Richard Richard - 4 months ago 11
C Question

In C, how should I read a text file and print all strings

I have a text file named


I want to write a C program that can read this file and print the content to the console (assume the file contains only ASCII text).

I don't know how to get the size of my string variable. Like this:

char str[999];
FILE * file;
file = fopen( "test.txt" , "r");
if (file) {
while (fscanf(file, "%s", str)!=EOF)

The size
doesn't work because the string returned by
can be larger than that. How can I solve this?


The simplest way is to read a character, and print it right after reading:

int c;
FILE *file;
file = fopen("test.txt", "r");
if (file) {
    while ((c = getc(file)) != EOF)

c is int above, since EOF is a negative number, and a plain char may be unsigned.

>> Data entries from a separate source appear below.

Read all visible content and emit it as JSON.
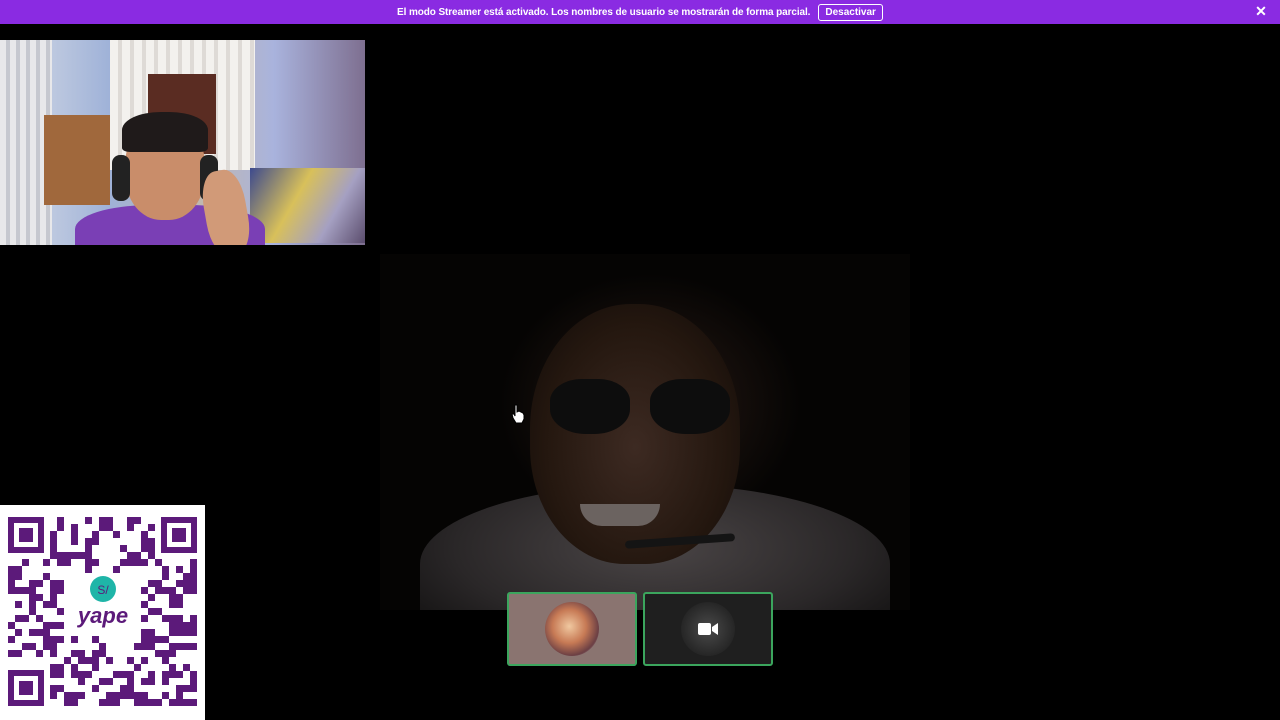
{
  "banner": {
    "message": "El modo Streamer está activado. Los nombres de usuario se mostrarán de forma parcial.",
    "button_label": "Desactivar",
    "close_label": "✕",
    "background": "#8a2be2"
  },
  "call": {
    "main_video_icon": "video-feed",
    "pip_icon": "webcam-feed",
    "qr_brand": "yape",
    "qr_currency": "S/",
    "tiles": [
      {
        "name": "participant-tile-1",
        "icon": "avatar",
        "active_border": "#3ba55d"
      },
      {
        "name": "participant-tile-2",
        "icon": "video-camera-icon",
        "active_border": "#3ba55d"
      }
    ]
  }
}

If you want to read the file in chunks, but without dynamic memory allocation, you can do:

#define CHUNK 1024 /* read 1024 bytes at a time */
char buf[CHUNK];
FILE *file;
size_t nread;

file = fopen("test.txt", "r");
if (file) {
    while ((nread = fread(buf, 1, sizeof buf, file)) > 0)
        fwrite(buf, 1, nread, stdout);
    if (ferror(file)) {
        /* deal with error */

The second method above is essentially how you will read a file with a dynamically allocated array:

char *buf = malloc(chunk);

if (buf == NULL) {
    /* deal with malloc() failure */

/* otherwise do this.  Note 'chunk' instead of 'sizeof buf' */
while ((nread = fread(buf, 1, chunk, file)) > 0) {
    /* as above */

Your method of fscanf() with %s as format loses information about whitespace in the file, so it is not exactly copying a file to stdout.